Borat: Cultural Learnings of America for Make Benefit Glorious Nation of Kazakhstan
So finally saw it. While it is thoroughly inappropriate on a myriad of levels – it’s discriminatory, homophobic, racist, to name but a few – I did laugh a lot so I suspect that’s saying something. The film follows Kazakh TV host, Borat, on his trip to America and its slide from a tour to discover its greatness into a hunt and seek for Pamela Anderson (who Borat falls in love with). Hardly a plot, I know. While I’m fully aware this is a satire, knowing so doesn’t make its crudeness and offensiveness any more palatable. Some have actually (and erroneously) labeled this ‘the funniest movie of all time’. It is not. My rating 5 out of 10.
Carne Tremula (aka Live Flesh)

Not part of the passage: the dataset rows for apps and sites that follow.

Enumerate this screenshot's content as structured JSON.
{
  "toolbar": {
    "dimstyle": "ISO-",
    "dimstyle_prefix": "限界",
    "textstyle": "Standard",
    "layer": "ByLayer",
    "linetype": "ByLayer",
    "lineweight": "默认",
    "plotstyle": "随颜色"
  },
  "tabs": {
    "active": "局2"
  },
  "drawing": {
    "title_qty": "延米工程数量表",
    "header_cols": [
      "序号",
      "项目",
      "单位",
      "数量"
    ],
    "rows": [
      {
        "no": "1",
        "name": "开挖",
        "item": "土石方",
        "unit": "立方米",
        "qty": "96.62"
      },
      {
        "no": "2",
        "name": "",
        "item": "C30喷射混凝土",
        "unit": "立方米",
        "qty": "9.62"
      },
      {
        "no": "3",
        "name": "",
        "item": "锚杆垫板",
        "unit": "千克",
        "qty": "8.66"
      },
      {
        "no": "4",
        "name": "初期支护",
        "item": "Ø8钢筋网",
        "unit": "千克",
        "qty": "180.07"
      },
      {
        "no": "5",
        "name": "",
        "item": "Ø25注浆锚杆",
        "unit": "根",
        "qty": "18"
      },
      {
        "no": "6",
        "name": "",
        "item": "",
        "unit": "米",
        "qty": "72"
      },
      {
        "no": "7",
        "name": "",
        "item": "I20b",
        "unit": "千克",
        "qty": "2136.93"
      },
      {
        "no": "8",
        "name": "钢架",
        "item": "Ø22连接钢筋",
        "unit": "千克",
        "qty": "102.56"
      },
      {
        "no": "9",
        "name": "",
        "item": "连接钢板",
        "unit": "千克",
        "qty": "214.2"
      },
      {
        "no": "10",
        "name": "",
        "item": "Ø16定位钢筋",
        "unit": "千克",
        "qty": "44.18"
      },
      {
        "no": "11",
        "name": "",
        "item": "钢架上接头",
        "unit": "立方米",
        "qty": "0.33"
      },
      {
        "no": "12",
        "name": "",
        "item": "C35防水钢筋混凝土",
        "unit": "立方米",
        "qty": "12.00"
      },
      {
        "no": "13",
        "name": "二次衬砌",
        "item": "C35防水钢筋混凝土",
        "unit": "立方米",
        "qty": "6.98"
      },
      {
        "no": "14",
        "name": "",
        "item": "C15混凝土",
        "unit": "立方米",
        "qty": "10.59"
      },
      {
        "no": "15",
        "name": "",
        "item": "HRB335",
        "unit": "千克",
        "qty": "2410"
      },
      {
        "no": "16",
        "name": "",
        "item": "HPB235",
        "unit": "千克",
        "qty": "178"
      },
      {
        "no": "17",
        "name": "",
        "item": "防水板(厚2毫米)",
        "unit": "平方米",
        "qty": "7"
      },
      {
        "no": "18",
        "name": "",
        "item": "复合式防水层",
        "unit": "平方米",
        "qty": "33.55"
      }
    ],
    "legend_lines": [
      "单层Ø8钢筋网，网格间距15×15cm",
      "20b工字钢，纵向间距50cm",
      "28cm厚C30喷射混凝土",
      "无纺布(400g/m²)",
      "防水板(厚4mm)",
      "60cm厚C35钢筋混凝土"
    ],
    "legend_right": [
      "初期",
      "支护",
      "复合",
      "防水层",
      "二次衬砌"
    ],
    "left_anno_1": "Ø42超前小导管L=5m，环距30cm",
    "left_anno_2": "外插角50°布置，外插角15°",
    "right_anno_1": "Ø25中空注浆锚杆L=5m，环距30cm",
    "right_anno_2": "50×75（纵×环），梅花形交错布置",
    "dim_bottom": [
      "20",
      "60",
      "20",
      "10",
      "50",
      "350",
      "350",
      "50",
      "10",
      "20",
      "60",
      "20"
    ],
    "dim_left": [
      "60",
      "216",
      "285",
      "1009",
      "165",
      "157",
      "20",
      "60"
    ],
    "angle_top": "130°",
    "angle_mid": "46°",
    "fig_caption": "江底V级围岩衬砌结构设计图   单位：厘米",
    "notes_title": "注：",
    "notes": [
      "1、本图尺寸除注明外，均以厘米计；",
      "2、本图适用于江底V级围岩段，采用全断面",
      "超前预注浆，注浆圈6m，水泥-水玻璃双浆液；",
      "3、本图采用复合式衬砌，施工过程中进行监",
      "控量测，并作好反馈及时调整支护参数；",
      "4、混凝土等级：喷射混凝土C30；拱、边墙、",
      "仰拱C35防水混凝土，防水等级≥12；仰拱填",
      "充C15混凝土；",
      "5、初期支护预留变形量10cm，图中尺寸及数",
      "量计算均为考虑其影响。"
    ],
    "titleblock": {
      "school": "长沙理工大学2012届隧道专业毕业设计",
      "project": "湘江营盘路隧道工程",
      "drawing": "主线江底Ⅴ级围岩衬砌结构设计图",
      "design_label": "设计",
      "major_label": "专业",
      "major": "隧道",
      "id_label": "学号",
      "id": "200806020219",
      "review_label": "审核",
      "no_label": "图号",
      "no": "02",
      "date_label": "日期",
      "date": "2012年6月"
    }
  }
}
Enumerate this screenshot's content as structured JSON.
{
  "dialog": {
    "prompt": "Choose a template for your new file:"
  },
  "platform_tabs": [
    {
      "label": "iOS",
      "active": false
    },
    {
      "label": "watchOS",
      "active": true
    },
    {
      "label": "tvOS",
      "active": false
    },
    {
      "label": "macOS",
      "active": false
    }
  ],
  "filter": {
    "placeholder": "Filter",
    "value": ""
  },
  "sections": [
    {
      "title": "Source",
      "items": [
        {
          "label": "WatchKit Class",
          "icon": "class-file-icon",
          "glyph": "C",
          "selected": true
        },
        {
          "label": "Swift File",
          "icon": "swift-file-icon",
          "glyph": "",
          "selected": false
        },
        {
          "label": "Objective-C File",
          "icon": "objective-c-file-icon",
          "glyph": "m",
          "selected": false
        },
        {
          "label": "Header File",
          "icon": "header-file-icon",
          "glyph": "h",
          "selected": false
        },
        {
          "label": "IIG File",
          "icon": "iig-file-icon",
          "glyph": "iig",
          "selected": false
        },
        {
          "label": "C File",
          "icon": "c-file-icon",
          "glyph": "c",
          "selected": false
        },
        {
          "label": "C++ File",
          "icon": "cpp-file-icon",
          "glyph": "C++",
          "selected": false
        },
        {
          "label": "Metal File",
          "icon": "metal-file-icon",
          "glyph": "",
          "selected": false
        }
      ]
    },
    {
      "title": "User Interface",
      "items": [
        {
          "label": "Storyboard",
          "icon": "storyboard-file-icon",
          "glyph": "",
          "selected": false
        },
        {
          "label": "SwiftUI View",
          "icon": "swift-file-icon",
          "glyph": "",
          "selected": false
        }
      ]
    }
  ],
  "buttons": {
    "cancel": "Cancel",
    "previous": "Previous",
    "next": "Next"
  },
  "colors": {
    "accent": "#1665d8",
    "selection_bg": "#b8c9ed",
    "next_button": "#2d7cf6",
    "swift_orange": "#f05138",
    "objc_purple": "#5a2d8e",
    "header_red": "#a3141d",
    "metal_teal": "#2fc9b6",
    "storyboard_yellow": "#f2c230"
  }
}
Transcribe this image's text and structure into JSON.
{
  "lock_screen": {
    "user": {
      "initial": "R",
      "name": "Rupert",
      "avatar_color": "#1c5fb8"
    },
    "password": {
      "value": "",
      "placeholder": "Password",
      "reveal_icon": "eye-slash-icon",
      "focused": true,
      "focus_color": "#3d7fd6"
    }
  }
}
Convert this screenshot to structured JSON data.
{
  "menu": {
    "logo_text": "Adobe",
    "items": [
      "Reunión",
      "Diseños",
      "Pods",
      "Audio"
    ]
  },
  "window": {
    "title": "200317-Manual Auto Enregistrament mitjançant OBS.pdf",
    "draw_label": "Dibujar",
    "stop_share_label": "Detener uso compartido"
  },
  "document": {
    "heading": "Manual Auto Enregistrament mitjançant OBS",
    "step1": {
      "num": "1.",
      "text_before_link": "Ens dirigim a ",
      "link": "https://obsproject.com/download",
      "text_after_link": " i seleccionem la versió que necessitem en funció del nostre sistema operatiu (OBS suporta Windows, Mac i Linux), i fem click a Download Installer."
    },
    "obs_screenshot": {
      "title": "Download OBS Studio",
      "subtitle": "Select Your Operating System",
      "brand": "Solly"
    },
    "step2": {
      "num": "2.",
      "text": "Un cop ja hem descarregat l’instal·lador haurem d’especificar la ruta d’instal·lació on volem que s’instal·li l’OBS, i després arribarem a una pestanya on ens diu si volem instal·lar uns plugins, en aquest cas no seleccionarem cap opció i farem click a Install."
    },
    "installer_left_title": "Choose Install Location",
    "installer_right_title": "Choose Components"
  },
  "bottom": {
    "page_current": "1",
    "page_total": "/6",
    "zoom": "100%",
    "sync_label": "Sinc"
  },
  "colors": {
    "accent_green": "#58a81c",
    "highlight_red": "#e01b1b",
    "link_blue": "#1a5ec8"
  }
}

Directed by Pedro Almodóvar in 1997, Carne Tremula is a brilliant thriller based on Ruth Rendell’s mystery novel. This story starts off in a bus in the 60s with the birth of Victor, the young lad who becomes the center of the story. We find Victor, 20 years on, a pizza delivery lad with an obsession for the beautiful Elena, a lovely lass (who’s continually high). Elena, now off the drugs, wants nothing to do with Victor and their fighting draws two cops – David and Sancho. A struggle ensues and cop David is shot. So, there’s the set-up. Four years on, Victor is released from jail and continues his obsession with Elena, who now is now (connivently) married to David, now handicapped because of the gunshot wound four years previously. A game ensues that brings David, Elena, Victor and Sancho (and Sancho’s wife) to a crossroad that reveals what really happened when they first met that fate day four years earlier. Almodóvar weaves a great, taunt tale here that is plausible and very real … we feel we know these characters as their story and lives are utterly convincing. Not for kids and with some full-on nudity, this is one to watch. My rating 8 out of 10.